), but there seems to be a more or less linear
effect of nitrogen (N
).
What model can we set up here? Let us again have a closer look at the randomization scheme that was applied. With respect to variety we have a randomized complete block design. This is the wholeplot level, and we need to include the corresponding wholeplot error (on each plot).
Here, a plot can be identified by the combination of the levels of B
and V
.
Hence, the wholeplot error can be written as (1  B:V)
. This leads to the
following call of lmer
.
fit.oats < lmer(Y ~ B + V * N + (1  B:V), data = oats)
anova(fit.oats)
## Type III Analysis of Variance Table with Satterthwaite's method
## Sum Sq Mean Sq NumDF DenDF F value Pr(>F)
## B 4675 935 5 10 5.28 0.012
## V 526 263 2 10 1.49 0.272
## N 20021 6674 3 45 37.69 2.5e12
## V:N 322 54 6 45 0.30 0.932
Again, we see that we only get 10 degrees of freedom for the test of variety (V
).
In fact, the result is identical with what we got in Section 5.2! This

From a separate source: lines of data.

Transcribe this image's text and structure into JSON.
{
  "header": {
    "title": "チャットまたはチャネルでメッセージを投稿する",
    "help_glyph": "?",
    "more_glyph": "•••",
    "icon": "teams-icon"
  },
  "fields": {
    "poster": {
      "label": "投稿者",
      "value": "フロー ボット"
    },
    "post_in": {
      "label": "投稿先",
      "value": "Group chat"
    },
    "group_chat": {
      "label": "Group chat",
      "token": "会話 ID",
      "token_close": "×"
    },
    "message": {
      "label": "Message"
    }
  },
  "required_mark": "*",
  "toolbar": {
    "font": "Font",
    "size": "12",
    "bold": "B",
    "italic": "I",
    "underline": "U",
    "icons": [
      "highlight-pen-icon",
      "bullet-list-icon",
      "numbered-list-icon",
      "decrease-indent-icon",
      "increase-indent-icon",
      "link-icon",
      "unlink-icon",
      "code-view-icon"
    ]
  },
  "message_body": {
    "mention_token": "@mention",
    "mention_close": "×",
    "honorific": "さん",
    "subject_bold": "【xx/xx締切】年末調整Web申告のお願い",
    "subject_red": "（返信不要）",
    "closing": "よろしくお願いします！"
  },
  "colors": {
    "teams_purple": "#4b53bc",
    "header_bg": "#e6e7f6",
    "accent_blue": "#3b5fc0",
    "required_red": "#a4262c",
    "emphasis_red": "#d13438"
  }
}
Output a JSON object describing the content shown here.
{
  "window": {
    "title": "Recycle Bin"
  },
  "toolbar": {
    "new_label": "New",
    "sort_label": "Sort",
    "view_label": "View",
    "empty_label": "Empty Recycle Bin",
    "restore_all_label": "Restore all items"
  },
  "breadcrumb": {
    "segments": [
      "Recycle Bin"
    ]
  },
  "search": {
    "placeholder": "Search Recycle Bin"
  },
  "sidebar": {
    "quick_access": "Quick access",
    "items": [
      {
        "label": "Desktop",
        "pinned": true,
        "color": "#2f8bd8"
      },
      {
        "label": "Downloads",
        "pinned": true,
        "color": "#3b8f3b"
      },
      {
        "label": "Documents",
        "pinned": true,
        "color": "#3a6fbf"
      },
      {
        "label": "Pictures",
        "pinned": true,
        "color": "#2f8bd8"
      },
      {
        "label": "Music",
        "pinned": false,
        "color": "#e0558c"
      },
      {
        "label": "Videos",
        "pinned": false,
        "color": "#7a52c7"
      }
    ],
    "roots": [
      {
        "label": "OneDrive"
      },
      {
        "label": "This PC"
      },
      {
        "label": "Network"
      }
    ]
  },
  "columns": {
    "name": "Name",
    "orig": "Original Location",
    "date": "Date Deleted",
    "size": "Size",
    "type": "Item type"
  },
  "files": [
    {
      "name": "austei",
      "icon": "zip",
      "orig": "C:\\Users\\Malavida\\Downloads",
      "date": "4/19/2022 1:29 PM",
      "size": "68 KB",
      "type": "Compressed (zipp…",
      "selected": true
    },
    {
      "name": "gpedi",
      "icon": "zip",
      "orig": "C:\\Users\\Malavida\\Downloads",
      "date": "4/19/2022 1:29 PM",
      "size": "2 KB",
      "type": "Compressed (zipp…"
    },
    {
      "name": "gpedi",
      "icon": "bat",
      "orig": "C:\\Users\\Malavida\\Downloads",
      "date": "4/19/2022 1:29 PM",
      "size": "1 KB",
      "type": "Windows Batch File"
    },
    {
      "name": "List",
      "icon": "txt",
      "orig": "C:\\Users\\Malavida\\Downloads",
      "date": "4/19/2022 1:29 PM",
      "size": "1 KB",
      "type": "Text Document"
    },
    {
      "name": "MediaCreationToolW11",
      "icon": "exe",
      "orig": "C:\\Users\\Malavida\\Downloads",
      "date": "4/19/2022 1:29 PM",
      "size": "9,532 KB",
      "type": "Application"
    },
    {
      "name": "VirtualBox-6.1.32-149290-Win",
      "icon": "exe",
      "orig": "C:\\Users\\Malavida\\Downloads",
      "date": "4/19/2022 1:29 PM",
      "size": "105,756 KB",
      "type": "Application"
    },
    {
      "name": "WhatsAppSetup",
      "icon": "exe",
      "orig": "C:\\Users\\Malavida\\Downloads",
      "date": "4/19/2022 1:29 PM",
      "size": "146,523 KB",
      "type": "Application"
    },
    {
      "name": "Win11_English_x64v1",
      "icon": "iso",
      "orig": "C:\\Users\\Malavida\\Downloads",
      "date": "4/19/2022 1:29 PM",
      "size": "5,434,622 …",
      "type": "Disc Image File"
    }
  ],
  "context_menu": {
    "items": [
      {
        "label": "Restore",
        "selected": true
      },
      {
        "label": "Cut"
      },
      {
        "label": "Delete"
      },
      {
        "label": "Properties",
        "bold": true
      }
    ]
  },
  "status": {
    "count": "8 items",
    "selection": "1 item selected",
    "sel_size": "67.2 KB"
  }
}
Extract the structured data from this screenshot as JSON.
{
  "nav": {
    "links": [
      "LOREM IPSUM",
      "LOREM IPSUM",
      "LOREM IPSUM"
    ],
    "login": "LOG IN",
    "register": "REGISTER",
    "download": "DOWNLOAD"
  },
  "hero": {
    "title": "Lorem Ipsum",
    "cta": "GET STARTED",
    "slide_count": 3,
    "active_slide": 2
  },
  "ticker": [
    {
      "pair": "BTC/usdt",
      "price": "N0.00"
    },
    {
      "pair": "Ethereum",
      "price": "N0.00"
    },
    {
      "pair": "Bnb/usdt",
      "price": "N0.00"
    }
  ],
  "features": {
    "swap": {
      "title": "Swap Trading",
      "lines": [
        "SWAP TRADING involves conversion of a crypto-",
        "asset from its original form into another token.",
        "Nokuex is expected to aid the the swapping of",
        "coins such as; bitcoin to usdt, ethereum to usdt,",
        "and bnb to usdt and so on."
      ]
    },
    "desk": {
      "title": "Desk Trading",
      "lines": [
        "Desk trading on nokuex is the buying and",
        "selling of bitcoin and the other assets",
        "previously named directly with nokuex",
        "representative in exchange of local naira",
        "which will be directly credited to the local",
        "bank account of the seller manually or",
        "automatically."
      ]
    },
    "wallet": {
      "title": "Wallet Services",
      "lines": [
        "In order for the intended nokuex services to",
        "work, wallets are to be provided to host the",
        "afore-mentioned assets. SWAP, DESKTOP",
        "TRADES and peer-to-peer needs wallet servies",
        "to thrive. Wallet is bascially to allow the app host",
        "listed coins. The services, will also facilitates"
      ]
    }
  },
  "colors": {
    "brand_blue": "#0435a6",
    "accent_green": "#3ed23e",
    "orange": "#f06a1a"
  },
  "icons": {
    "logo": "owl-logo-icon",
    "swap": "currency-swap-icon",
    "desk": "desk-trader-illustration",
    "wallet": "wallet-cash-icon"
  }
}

again illustrates the way of thinking when analyzing splitplot designs: Think
of averaging away the nitrogen information by taking the sample mean on each
plot. With this reduced set of values, perform a classical analysis of a
randomized complete block design (this is exactly what we did in Section
5.2). Regarding the splitplot factor: nitrogen (N
) is significant,
but the interaction V:N
is not. This confirms the interpretation of Figure
7.1.
What happens if we choose the wrong approach using aov
(without the special
error term)?
## Df Sum Sq Mean Sq F value Pr(>F)
## B 5 15875 3175 12.49 4.1e08
## V 2 1786 893 3.51 0.037
## N 3 20020 6673 26.25 1.1e10
## V:N 6 322 54 0.21 0.972
## Residuals 55 13982 254
We get a smaller pvalue for variety (V
), and if we use a significance level of
5%, variety would now be significant! The reason behind this is that aov
thinks that we randomized and applied the different varieties on individual
subplots. Hence, the corresponding error estimate is too small and the results
are overly optimistic. The model thinks we used 72 experimental units (subplots),
whereas in practice we only used 18 (plots) for variety.